Before investing capital in any enterprise, have a plan for what you will do in the event that the markets turn against you.

If you have such a plan, you will always be prepared for whatever may happen. If you have a plan to liquidate your position whenever you have a $1,000.00 loss, you will never have to consider what you will do when you have a $5,000.00 loss. You will never have to consider what you will do when you have a $10,000.00 loss, you will have sold your position long before any such loss ever occurred. You will never have to worry about the $1,000,000.00 loss. You will never be surprised. You will never be without a plan. You will always be prepared.
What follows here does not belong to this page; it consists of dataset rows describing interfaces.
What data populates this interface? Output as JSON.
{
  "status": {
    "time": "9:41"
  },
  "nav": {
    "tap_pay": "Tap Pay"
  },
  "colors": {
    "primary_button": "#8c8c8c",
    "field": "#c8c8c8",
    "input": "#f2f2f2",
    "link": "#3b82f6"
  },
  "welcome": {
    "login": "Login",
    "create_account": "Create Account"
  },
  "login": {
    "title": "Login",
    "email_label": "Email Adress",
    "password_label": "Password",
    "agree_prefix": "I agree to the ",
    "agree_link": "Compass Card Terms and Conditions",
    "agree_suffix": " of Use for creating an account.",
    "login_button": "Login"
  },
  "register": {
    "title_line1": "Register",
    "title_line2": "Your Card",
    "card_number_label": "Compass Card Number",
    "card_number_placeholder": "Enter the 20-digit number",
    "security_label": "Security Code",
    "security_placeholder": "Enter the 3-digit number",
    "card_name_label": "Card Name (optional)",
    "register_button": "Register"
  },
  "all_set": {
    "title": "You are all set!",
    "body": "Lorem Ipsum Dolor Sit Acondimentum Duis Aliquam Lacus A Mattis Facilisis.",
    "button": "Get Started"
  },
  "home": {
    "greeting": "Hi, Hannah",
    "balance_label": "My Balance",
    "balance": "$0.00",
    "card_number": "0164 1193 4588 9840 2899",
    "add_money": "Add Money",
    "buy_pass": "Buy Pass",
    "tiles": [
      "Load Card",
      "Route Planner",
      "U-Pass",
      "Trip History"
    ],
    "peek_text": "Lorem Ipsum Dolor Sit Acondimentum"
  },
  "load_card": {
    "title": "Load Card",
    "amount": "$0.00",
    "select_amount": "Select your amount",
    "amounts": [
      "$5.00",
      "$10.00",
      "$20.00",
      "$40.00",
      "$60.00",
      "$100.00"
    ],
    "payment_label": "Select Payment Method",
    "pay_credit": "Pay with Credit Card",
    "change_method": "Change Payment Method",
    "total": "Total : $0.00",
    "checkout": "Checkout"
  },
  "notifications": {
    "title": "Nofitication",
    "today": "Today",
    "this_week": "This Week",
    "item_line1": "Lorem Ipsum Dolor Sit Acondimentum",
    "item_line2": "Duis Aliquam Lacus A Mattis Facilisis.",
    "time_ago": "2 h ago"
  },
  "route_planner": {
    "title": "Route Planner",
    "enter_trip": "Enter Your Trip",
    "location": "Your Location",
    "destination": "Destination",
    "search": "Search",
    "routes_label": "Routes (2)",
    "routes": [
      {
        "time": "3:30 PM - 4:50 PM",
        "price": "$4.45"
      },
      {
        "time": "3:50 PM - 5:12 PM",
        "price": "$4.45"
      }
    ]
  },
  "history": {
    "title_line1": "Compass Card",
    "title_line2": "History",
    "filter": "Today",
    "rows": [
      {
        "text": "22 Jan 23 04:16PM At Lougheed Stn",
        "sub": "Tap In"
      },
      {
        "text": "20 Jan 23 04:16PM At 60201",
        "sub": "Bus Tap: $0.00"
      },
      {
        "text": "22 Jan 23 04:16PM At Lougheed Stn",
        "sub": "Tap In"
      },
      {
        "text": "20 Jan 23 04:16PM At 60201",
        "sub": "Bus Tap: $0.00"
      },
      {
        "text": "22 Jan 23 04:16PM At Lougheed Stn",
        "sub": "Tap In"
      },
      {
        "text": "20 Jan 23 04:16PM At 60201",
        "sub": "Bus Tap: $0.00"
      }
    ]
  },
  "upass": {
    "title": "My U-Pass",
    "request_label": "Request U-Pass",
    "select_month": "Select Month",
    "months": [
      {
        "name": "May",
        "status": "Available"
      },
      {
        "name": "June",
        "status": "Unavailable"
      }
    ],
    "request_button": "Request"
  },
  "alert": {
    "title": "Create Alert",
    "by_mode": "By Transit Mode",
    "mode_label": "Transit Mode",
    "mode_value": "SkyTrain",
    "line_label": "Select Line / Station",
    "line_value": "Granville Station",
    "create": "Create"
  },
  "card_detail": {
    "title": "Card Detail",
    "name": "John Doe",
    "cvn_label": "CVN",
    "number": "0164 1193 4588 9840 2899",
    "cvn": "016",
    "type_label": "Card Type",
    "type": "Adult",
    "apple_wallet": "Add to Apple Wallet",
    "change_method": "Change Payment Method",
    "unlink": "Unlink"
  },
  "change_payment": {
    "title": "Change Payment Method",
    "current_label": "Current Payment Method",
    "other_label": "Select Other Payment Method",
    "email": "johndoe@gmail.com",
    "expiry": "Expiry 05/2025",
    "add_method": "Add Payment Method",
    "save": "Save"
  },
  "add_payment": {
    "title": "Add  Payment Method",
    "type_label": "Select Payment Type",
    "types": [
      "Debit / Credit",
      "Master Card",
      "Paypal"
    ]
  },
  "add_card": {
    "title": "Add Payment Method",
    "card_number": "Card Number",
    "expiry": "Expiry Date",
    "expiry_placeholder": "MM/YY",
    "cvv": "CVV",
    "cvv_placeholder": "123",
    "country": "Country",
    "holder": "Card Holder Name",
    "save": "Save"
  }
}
How did the cotton trade turn out? Actually, it turned out quite well for this merchant bank and there should have been a couple of hints in this story that it would turn out well. What was the first hint? The first hint was that this was a merchant bank. You do not get to be a merchant bank by being stupid. The second hint was that my friend was telling me a story about his firm and his uncle, he was not telling me a story about his ex-firm and his uncle. It seems that this merchant bank was a very large buyer of cash cotton which it bought on the cash market. Whereas, it might have had to spend $10,000,000.00 for cotton at the cash market before, with the decline in prices it now only had to spend $9,000,000.00. Thus a million dollar loss was not actually a net loss to the firm. There is something else that my friend told me. He told me that his uncle knew all the time the amount of the loss he had suffered. That his uncle had simply had the accounting officer keep him appraised of the position from the first day it had been taken. The uncle was not surprised at the loss, he had known all about it from the day it had started to accrue. My friend only thought he was acting alone, actually he was being watched over like a hawk at all times by someone who was not only senior in age, but senior in trading cotton futures experience. It appears that some of the trades my friend made had been offset by spread trades made by his uncle. The firm never actually suffered the million dollar loss, only my friend had thought it had, as most of the losses had been offset by the uncle whose responsibility was making sure that his merchant bank survived long enough so that the trainees could take over and make the necessary decisions to allow the merchant bank to be passed on to yet a fourth and fifth generation. My friend, however, never forgot the advice he had been given and he followed it for the rest of his life.

Always remember,

Before investing capital in any enterprise, have a plan for what you will do in the event that the markets turn against you.

As you follow these lessons, pretend that you are learning from someone like my friend's uncle. In the process of these lessons, I am going to show you what you will have to do to become successful as an investor in these commodity trading markets that I shall be writing about. When you have completed all the lessons, you should be able to look back and say, "that advice really helped me". That is my aim. To "really help you" in your goal to become successful. I will try my best to make you a successful investor. When we are done with these lessons, you be the judge. If I have helped you, then send me an email and let me know. I will always be glad to hear from you.

With best wishes, always,
Bruce Gould

 

Always remember that stock, options, and futures trading may involve substantial risks and that past performance is no guarantee of future performance.